"dst -= src" is HORRIBLE "C" syntax Sad

It's not horrible to me - wasn't hard figuring out what that meant when reading "foreign source", before I learned C. Pointer type declarations were (and still are, to a degree) horrible, though.

Well then, let's expand to a more RISCy syntax where destination register is specified...

Code:
SUB dst, op1, op2 ; dst = op1 - op2
    

Translating x86 "sub dst, src" into that would become...
Code:
SUB dst, dst, src
    


But of course destination is fixed on x86 Smile

I don't read source code as English. If you want that, don't do assembly, C, whatever, but do something BASIC - "let x = 10". Or we could invent new syntax, "10 -> x". I think I prefer "x=10" or "mov x,10", thankyou.

_________________
Image - carpe noctem
Post 25 Jan 2007, 10:16
View user's profile Send private message Visit poster's website Reply with quote
tom tobias



Joined: 09 Sep 2003
Posts: 1320
Location: usa
tom tobias
NTOSKRNL_VXE wrote:
Well, reveal me what "language" goes to destination place first when moving and then to the source

http://www.omniglot.com/writing/aramaic.htm
Hebrew, written right to left, is the language of Intel.
Tomasz wrote:
Well, even English... "Give ME something from YOU"
English, a mongrel language, is like the Bible: you can find whatever you want, if you keep looking.... As a native speaker, educated half a century ago, therefore probably completely out of touch with everyone else, may I suggest, only an opinion, not a fact, that it is natural to provide source, then destination.
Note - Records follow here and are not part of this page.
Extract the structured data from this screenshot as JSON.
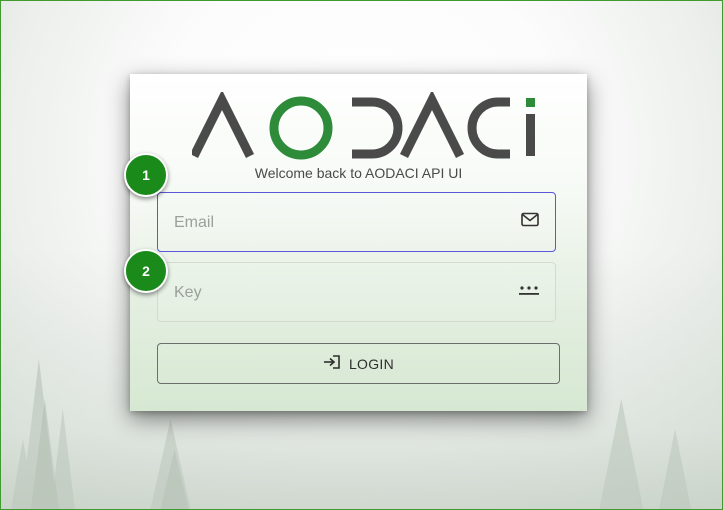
{
  "app": {
    "logo_text": "AODACI",
    "welcome_text": "Welcome back to AODACI API UI"
  },
  "form": {
    "email_placeholder": "Email",
    "email_value": "",
    "email_icon": "envelope-icon",
    "key_placeholder": "Key",
    "key_value": "",
    "key_icon": "password-dots-icon",
    "login_label": "LOGIN",
    "login_icon": "login-arrow-icon"
  },
  "annotations": {
    "badge_1": "1",
    "badge_2": "2"
  },
  "colors": {
    "accent": "#5a57d8",
    "badge_green": "#1a8a1a",
    "logo_green": "#2e8b3a",
    "logo_gray": "#4a4a4a",
    "frame_border": "#3f9b2f"
  }
}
When we write:
"I am traveling to Krakow", it is IMPLICIT, that we are departing from Washington or Paris or Tokyo or wherever the speaker is currently residing. Here's the Polish Airlines reservation system:
http://www.lot.com/default.aspx?_lang=en&_cid=1013
If you ever visit an operating theatre for surgery, please note, the instruments are handed to the surgeon from a clean table, he or she then moves the tool with his or her hand to the patient. It is utterly illogical to imagine the instrument first in the patient, having arrived there by magic from the table.
Smile
Post 25 Jan 2007, 11:17
View user's profile Send private message Reply with quote
vid
Verbosity in development


Joined: 05 Sep 2003
Posts: 7105
Location: Slovakia
vid
tom: i am curious about your reaction to my "readability" points http://board.flatassembler.net/topic.php?t=6507#51893here[/url] in this thread
Post 25 Jan 2007, 11:25
View user's profile Send private message Visit poster's website AIM Address MSN Messenger ICQ Number Reply with quote
Display posts from previous:
Post new topic Reply to topic
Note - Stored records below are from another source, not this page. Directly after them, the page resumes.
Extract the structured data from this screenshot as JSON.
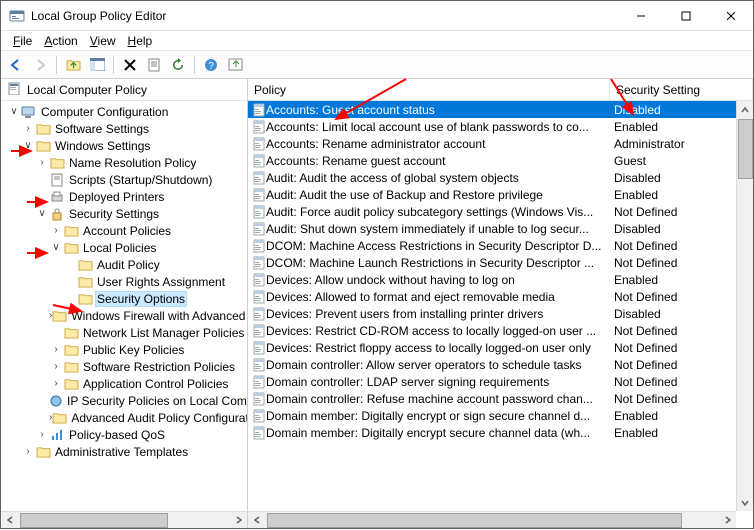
{
  "window": {
    "title": "Local Group Policy Editor"
  },
  "menu": {
    "file": "File",
    "action": "Action",
    "view": "View",
    "help": "Help"
  },
  "tree": {
    "header": "Local Computer Policy",
    "nodes": {
      "computer_config": "Computer Configuration",
      "software_settings": "Software Settings",
      "windows_settings": "Windows Settings",
      "name_res": "Name Resolution Policy",
      "scripts": "Scripts (Startup/Shutdown)",
      "deployed_printers": "Deployed Printers",
      "security_settings": "Security Settings",
      "account_policies": "Account Policies",
      "local_policies": "Local Policies",
      "audit_policy": "Audit Policy",
      "user_rights": "User Rights Assignment",
      "security_options": "Security Options",
      "windows_firewall": "Windows Firewall with Advanced Security",
      "network_list": "Network List Manager Policies",
      "public_key": "Public Key Policies",
      "software_restriction": "Software Restriction Policies",
      "app_control": "Application Control Policies",
      "ip_security": "IP Security Policies on Local Computer",
      "advanced_audit": "Advanced Audit Policy Configuration",
      "policy_qos": "Policy-based QoS",
      "admin_templates": "Administrative Templates"
    }
  },
  "list": {
    "col_policy": "Policy",
    "col_setting": "Security Setting",
    "rows": [
      {
        "p": "Accounts: Guest account status",
        "s": "Disabled",
        "sel": true
      },
      {
        "p": "Accounts: Limit local account use of blank passwords to co...",
        "s": "Enabled"
      },
      {
        "p": "Accounts: Rename administrator account",
        "s": "Administrator"
      },
      {
        "p": "Accounts: Rename guest account",
        "s": "Guest"
      },
      {
        "p": "Audit: Audit the access of global system objects",
        "s": "Disabled"
      },
      {
        "p": "Audit: Audit the use of Backup and Restore privilege",
        "s": "Enabled"
      },
      {
        "p": "Audit: Force audit policy subcategory settings (Windows Vis...",
        "s": "Not Defined"
      },
      {
        "p": "Audit: Shut down system immediately if unable to log secur...",
        "s": "Disabled"
      },
      {
        "p": "DCOM: Machine Access Restrictions in Security Descriptor D...",
        "s": "Not Defined"
      },
      {
        "p": "DCOM: Machine Launch Restrictions in Security Descriptor ...",
        "s": "Not Defined"
      },
      {
        "p": "Devices: Allow undock without having to log on",
        "s": "Enabled"
      },
      {
        "p": "Devices: Allowed to format and eject removable media",
        "s": "Not Defined"
      },
      {
        "p": "Devices: Prevent users from installing printer drivers",
        "s": "Disabled"
      },
      {
        "p": "Devices: Restrict CD-ROM access to locally logged-on user ...",
        "s": "Not Defined"
      },
      {
        "p": "Devices: Restrict floppy access to locally logged-on user only",
        "s": "Not Defined"
      },
      {
        "p": "Domain controller: Allow server operators to schedule tasks",
        "s": "Not Defined"
      },
      {
        "p": "Domain controller: LDAP server signing requirements",
        "s": "Not Defined"
      },
      {
        "p": "Domain controller: Refuse machine account password chan...",
        "s": "Not Defined"
      },
      {
        "p": "Domain member: Digitally encrypt or sign secure channel d...",
        "s": "Enabled"
      },
      {
        "p": "Domain member: Digitally encrypt secure channel data (wh...",
        "s": "Enabled"
      }
    ]
  }
}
Jump to:  
Goto page 1, 2  Next

< Last Thread | Next Thread >
Forum Rules:
You cannot post new topics in this forum
You cannot reply to topics in this forum
You cannot edit your posts in this forum
You cannot delete your posts in this forum
You cannot vote in polls in this forum
You can attach files in this forum
You can download files in this forum


Copyright © 1999-2020, Tomasz Grysztar.

Powered by rwasa.